The thinking goes something like this: “Students in senior science courses are headed to postsecondary. They need to know the INFORMATION before going to university or they will not be successful. We at high school need to make sure we cover the CONTENT otherwise these students will be at a disadvantage and it will be MY fault.”
Is this in fact accurate? Is this what universities’ want?
I’ve never asked them…until now.
I sent emails to professors from UBC, U of A, and SFU asking them what their biology/ science departments are doing in terms of classroom format (lecture, etc), educational trends and expectations of students coming out of high school. I included in my email a description of a flipped classroom and how I am trying to move away from content acquisition and towards skill based, process oriented, and collaborative learning. I mentioned that I was hoping to get some insight into what the instructors were doing and to help get my students ready for the next level.
I had no idea what to expect or whether to expect any replies at all. I was blown away, excited and amazed at the responses I received. Below are summaries from 3 university professors.
Head of Botany at UBC
Her suggestions on how to best prepare students for their post-secondary education:
- “Encourage all activities that promote active learning in high school [such as skill based, process oriented, and collaborative learning.]
- Develop…”habit of examining their own thinking will have a more successful transition to university.”
- “Apply what they have learned in novel contexts.”
Dr. Jonathan Schaeffer
Dean, Faculty of Science, University of Alberta
Upcoming changes he mentions for the university :
- We have been experimenting with flipped courses. Come September 2013 we will be expanding our number of flipped courses, at least two of which will be in Biology. If all goes well, then we will continue to move in this direction.
Biological Sciences at SFU
Upcoming changes he mentions for the university (Note the second one!!) :
- “More inquiry-based and critical-thinking-heavy exercises. “
- “Experiment with a flipped classroom design (like the one you mentioned) for the lectures.”
- “Away from content acquisition and move towards skill-based, process-oriented, and collaborative learning.”
- “Shift the focus away from knowing content and towards the useful skills and conceptual understanding that we want students to have when they graduate.”
His suggestions on how to best prepare students for their post-secondary education:
- “Break the habit of memorizing things instead of understanding them. The more you can shift their focus towards understanding concepts with the goal of being able to use them as tools to solve novel problems, the better.”

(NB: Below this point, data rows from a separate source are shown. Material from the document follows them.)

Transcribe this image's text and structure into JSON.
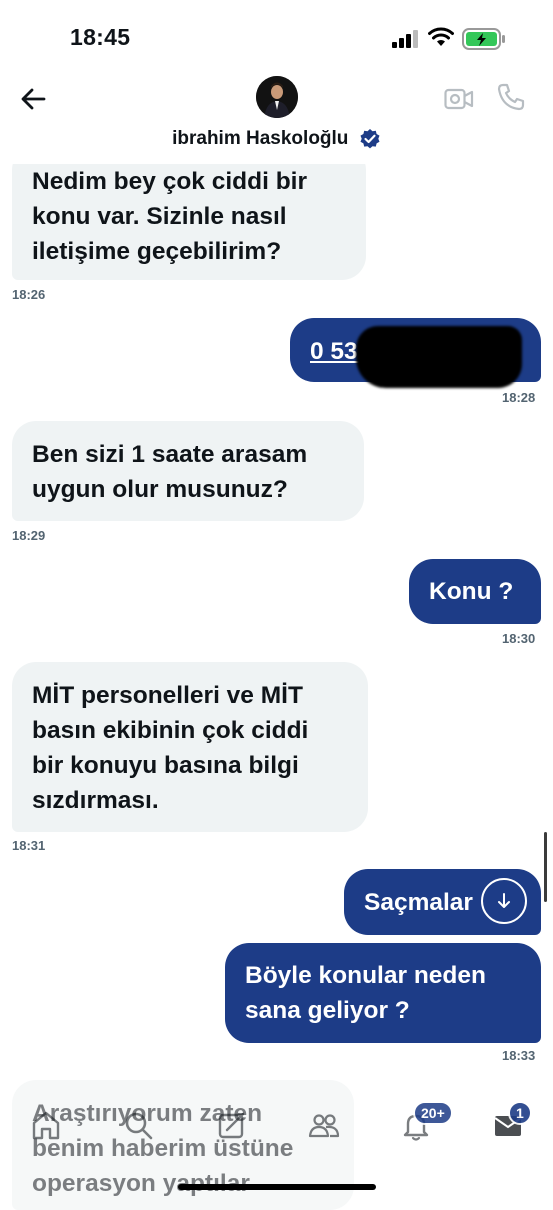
{
  "status_bar": {
    "time": "18:45",
    "icons": [
      "signal-icon",
      "wifi-icon",
      "battery-charging-icon"
    ]
  },
  "header": {
    "contact_name": "ibrahim Haskoloğlu",
    "icons": [
      "back-arrow-icon",
      "verified-badge-icon",
      "video-call-icon",
      "phone-call-icon"
    ]
  },
  "messages": [
    {
      "direction": "in",
      "text_lines": [
        "Nedim bey çok ciddi bir",
        "konu var. Sizinle nasıl",
        "iletişime geçebilirim?"
      ],
      "time": "18:26"
    },
    {
      "direction": "out",
      "text": "0 535",
      "redacted": true,
      "time": "18:28"
    },
    {
      "direction": "in",
      "text_lines": [
        "Ben sizi 1 saate arasam",
        "uygun olur musunuz?"
      ],
      "time": "18:29"
    },
    {
      "direction": "out",
      "text_lines": [
        "Konu ?"
      ],
      "time": "18:30"
    },
    {
      "direction": "in",
      "text_lines": [
        "MİT personelleri ve MİT",
        "basın ekibinin çok ciddi",
        "bir konuyu basına bilgi",
        "sızdırması."
      ],
      "time": "18:31"
    },
    {
      "direction": "out",
      "text_lines": [
        "Saçmalar"
      ],
      "time": ""
    },
    {
      "direction": "out",
      "text_lines": [
        "Böyle konular neden",
        "sana geliyor ?"
      ],
      "time": "18:33"
    },
    {
      "direction": "in",
      "text_lines": [
        "Araştırıyorum zaten",
        "benim haberim üstüne",
        "operasyon yaptılar"
      ],
      "time": ""
    }
  ],
  "tab_bar": {
    "tabs": [
      "home-icon",
      "search-icon",
      "compose-icon",
      "communities-icon",
      "notifications-icon",
      "messages-icon"
    ],
    "notifications_badge": "20+",
    "messages_badge": "1"
  },
  "colors": {
    "outgoing_bubble": "#1d3c87",
    "incoming_bubble": "#eff3f4",
    "timestamp": "#536471"
  }
}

- “ Build their confidence in their ability to figure things out for themselves. Give them challenges and problems that they don’t think they can solve, refuse to give them hints or answers, and teach them to ask themselves the right questions and to test the validity of their educated guesses until they start to understand the problem and stumble their way towards a valid solution. “

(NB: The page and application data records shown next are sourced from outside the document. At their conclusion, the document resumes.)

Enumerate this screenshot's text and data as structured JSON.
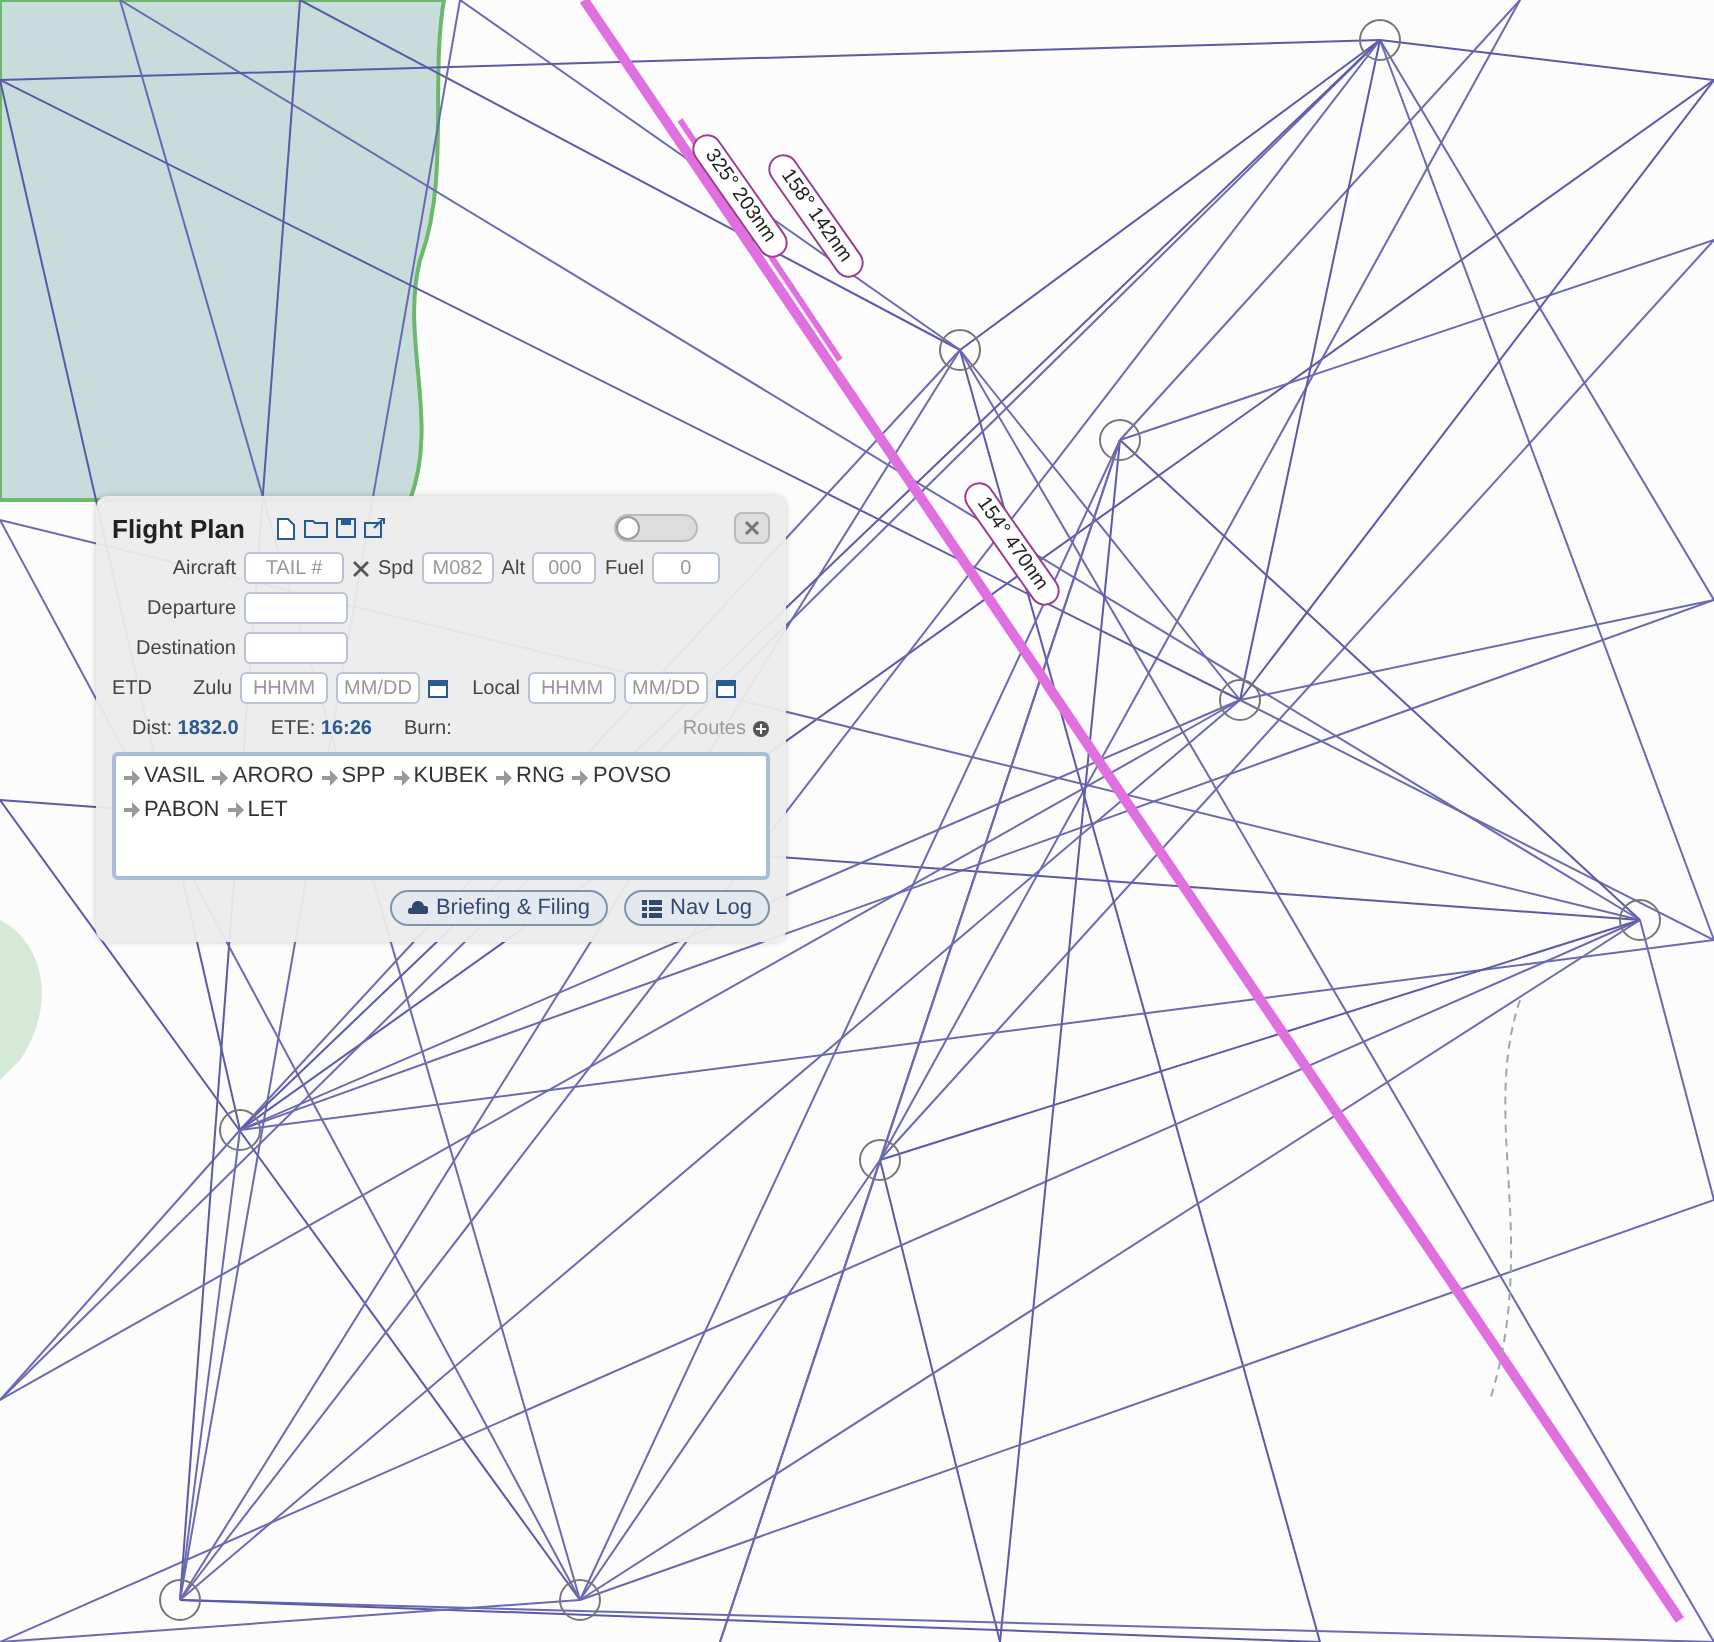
{
  "map": {
    "leg_labels": [
      {
        "text": "325° 203nm"
      },
      {
        "text": "158° 142nm"
      },
      {
        "text": "154° 470nm"
      }
    ]
  },
  "flight_plan": {
    "title": "Flight Plan",
    "toggle": {
      "on": false
    },
    "aircraft": {
      "label": "Aircraft",
      "placeholder": "TAIL #"
    },
    "speed": {
      "label": "Spd",
      "placeholder": "M082"
    },
    "altitude": {
      "label": "Alt",
      "placeholder": "000"
    },
    "fuel": {
      "label": "Fuel",
      "placeholder": "0"
    },
    "departure": {
      "label": "Departure"
    },
    "destination": {
      "label": "Destination"
    },
    "etd": {
      "label": "ETD",
      "zulu_label": "Zulu",
      "zulu_time_placeholder": "HHMM",
      "zulu_date_placeholder": "MM/DD",
      "local_label": "Local",
      "local_time_placeholder": "HHMM",
      "local_date_placeholder": "MM/DD"
    },
    "stats": {
      "dist_label": "Dist:",
      "dist": "1832.0",
      "ete_label": "ETE:",
      "ete": "16:26",
      "burn_label": "Burn:",
      "routes": "Routes"
    },
    "route": [
      "VASIL",
      "ARORO",
      "SPP",
      "KUBEK",
      "RNG",
      "POVSO",
      "PABON",
      "LET"
    ],
    "buttons": [
      {
        "kind": "briefing",
        "label": "Briefing & Filing"
      },
      {
        "kind": "navlog",
        "label": "Nav Log"
      }
    ]
  }
}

These suggestions from university educators tell me that a big change is on the horizon at the university level. They also indicate to me that change can starts at the high school level.
We, who teach high school students, can no longer hang on to the illusion that if we focus on content we are “getting them ready for university”. Push for change in your classroom, in your department, and in your school.

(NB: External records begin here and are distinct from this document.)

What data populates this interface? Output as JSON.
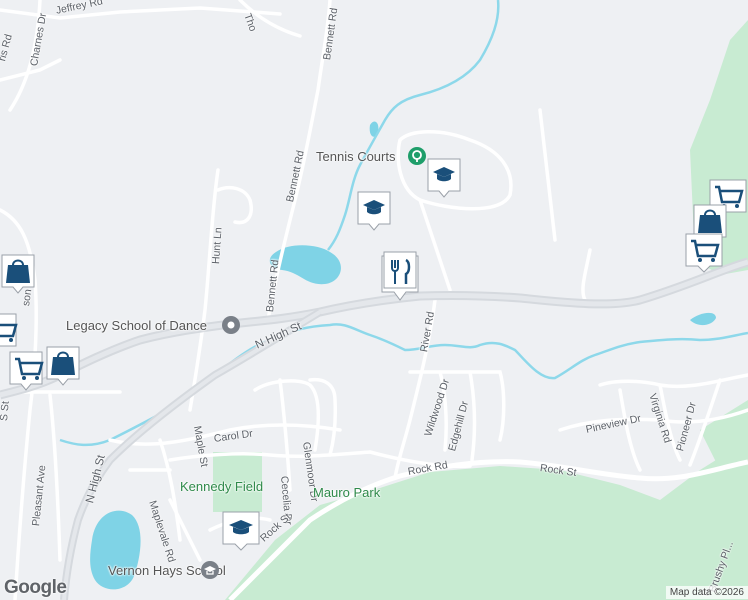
{
  "branding": {
    "logo_text": "Google"
  },
  "attribution": "Map data ©2026",
  "roads": {
    "jeffrey_rd": "Jeffrey Rd",
    "charnes_dr": "Charnes Dr",
    "bennett_rd": "Bennett Rd",
    "hunt_ln": "Hunt Ln",
    "n_high_st": "N High St",
    "river_rd": "River Rd",
    "maple_st": "Maple St",
    "carol_dr": "Carol Dr",
    "glenmoor_dr": "Glenmoor Dr",
    "cecelia_dr": "Cecelia Dr",
    "maplevale_rd": "Maplevale Rd",
    "pleasant_ave": "Pleasant Ave",
    "rock_st": "Rock St",
    "rock_rd": "Rock Rd",
    "wildwood_dr": "Wildwood Dr",
    "edgehill_dr": "Edgehill Dr",
    "pineview_dr": "Pineview Dr",
    "virginia_rd": "Virginia Rd",
    "pioneer_dr": "Pioneer Dr",
    "brushy_plain_rd": "Brushy Pl...",
    "son_st": "son St",
    "s_st": "S St",
    "ris_rd": "ris Rd",
    "thor_rd": "Tho",
    "b_rd": "B"
  },
  "places": {
    "tennis_courts": "Tennis Courts",
    "legacy_school": "Legacy School of Dance",
    "kennedy_field": "Kennedy Field",
    "mauro_park": "Mauro Park",
    "vernon_hays_school": "Vernon Hays School"
  },
  "markers": [
    {
      "type": "school",
      "icon": "graduation-cap-icon"
    },
    {
      "type": "school",
      "icon": "graduation-cap-icon"
    },
    {
      "type": "restaurant",
      "icon": "fork-knife-icon"
    },
    {
      "type": "shopping",
      "icon": "shopping-cart-icon"
    },
    {
      "type": "shopping",
      "icon": "shopping-bag-icon"
    },
    {
      "type": "shopping",
      "icon": "shopping-cart-icon"
    },
    {
      "type": "shopping",
      "icon": "shopping-bag-icon"
    },
    {
      "type": "shopping",
      "icon": "shopping-cart-icon"
    },
    {
      "type": "shopping",
      "icon": "shopping-cart-icon"
    },
    {
      "type": "shopping",
      "icon": "shopping-bag-icon"
    },
    {
      "type": "school",
      "icon": "graduation-cap-icon"
    }
  ],
  "colors": {
    "background": "#eef0f3",
    "park": "#c8ebd2",
    "water": "#7fd3e6",
    "road": "#ffffff",
    "highway": "#d9dde2",
    "marker": "#1a4f7a",
    "poi_green": "#1e9e6a",
    "poi_gray": "#7a8088"
  }
}
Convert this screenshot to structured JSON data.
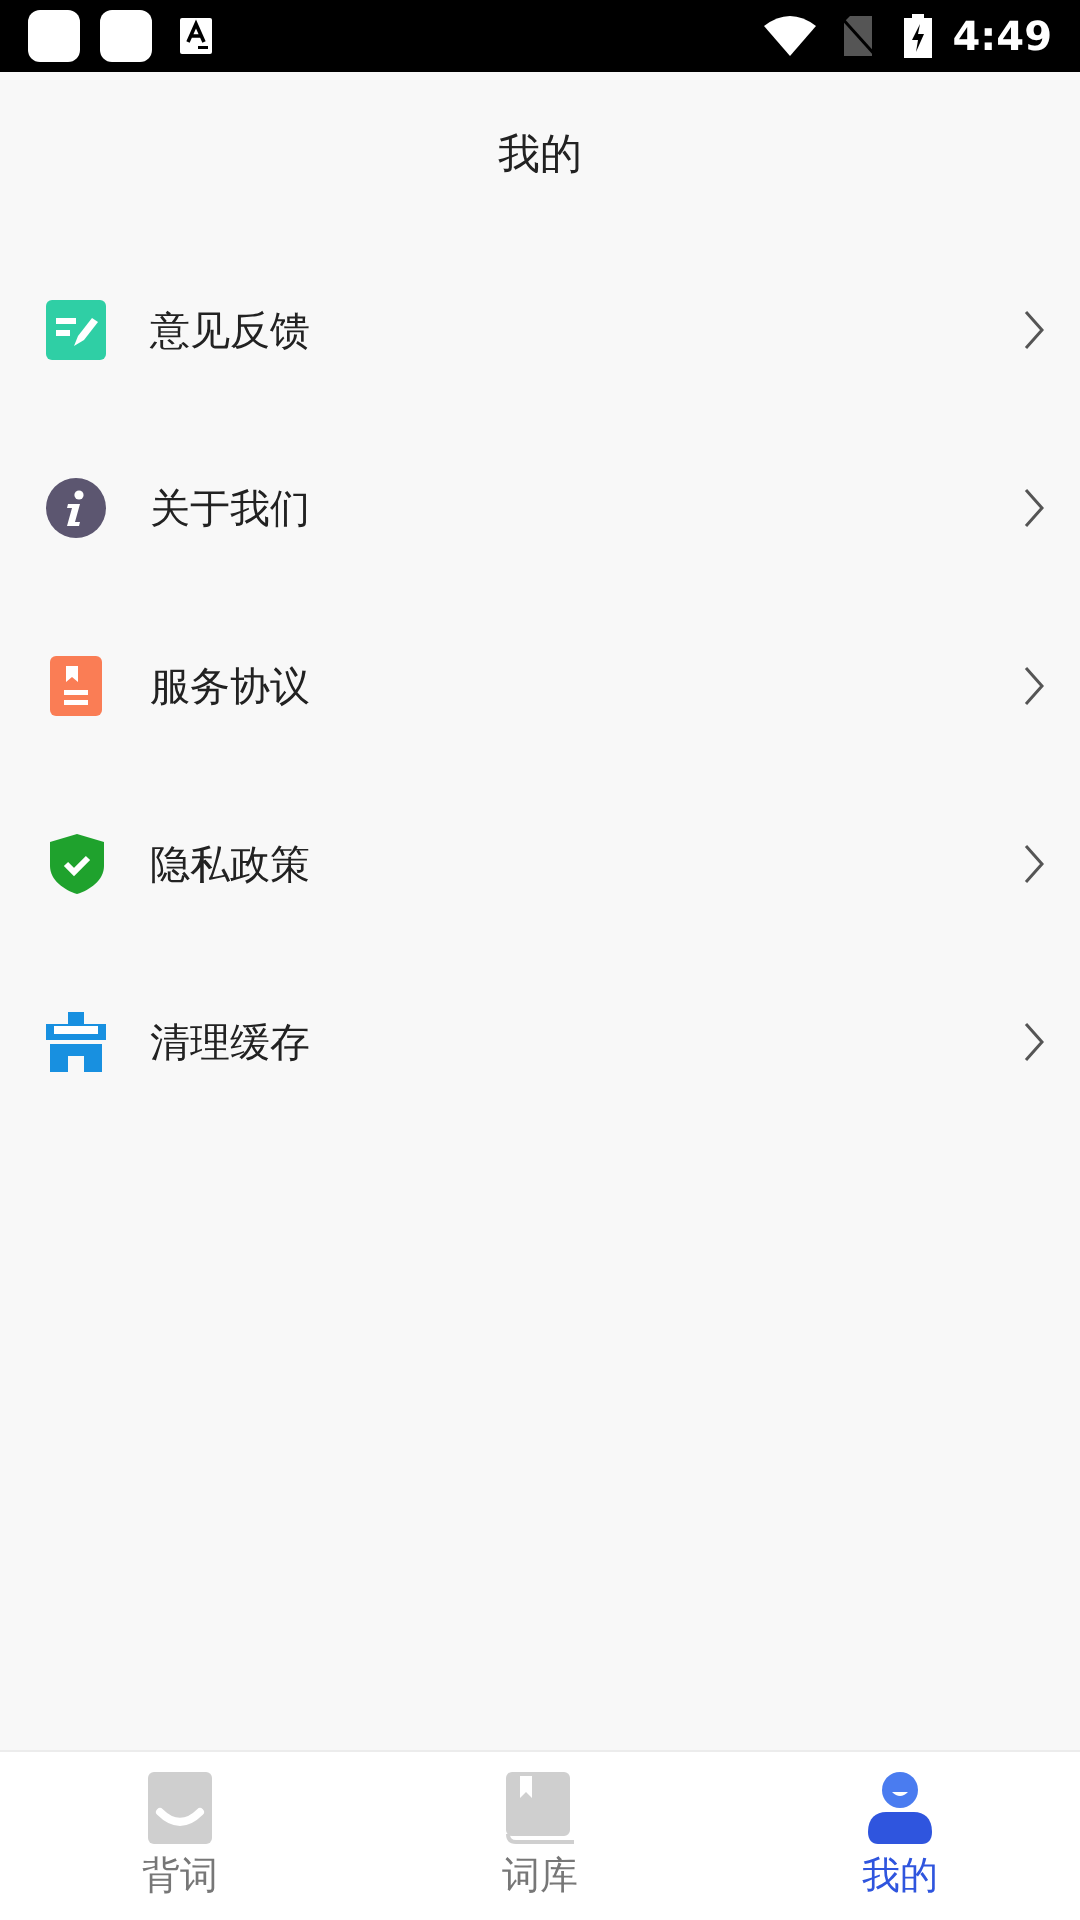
{
  "status_bar": {
    "time": "4:49"
  },
  "header": {
    "title": "我的"
  },
  "menu": [
    {
      "kind": "feedback",
      "label": "意见反馈"
    },
    {
      "kind": "about",
      "label": "关于我们"
    },
    {
      "kind": "agreement",
      "label": "服务协议"
    },
    {
      "kind": "privacy",
      "label": "隐私政策"
    },
    {
      "kind": "cache",
      "label": "清理缓存"
    }
  ],
  "tabs": [
    {
      "kind": "words",
      "label": "背词",
      "selected": false
    },
    {
      "kind": "library",
      "label": "词库",
      "selected": false
    },
    {
      "kind": "me",
      "label": "我的",
      "selected": true
    }
  ]
}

The change is coming…will you be part of the new era of education?
“I think, increasingly, anything you learn is going to become obsolete within a decade and
so the most important kind of learning is about how to learn.”
Lawrence Summers- Former President of Harvard
For more on this topic I suggest reading the following articles from the Globe and Mail:
Thanks to Carolyn Durley (@okmbio) for helping me write/ edit this blog!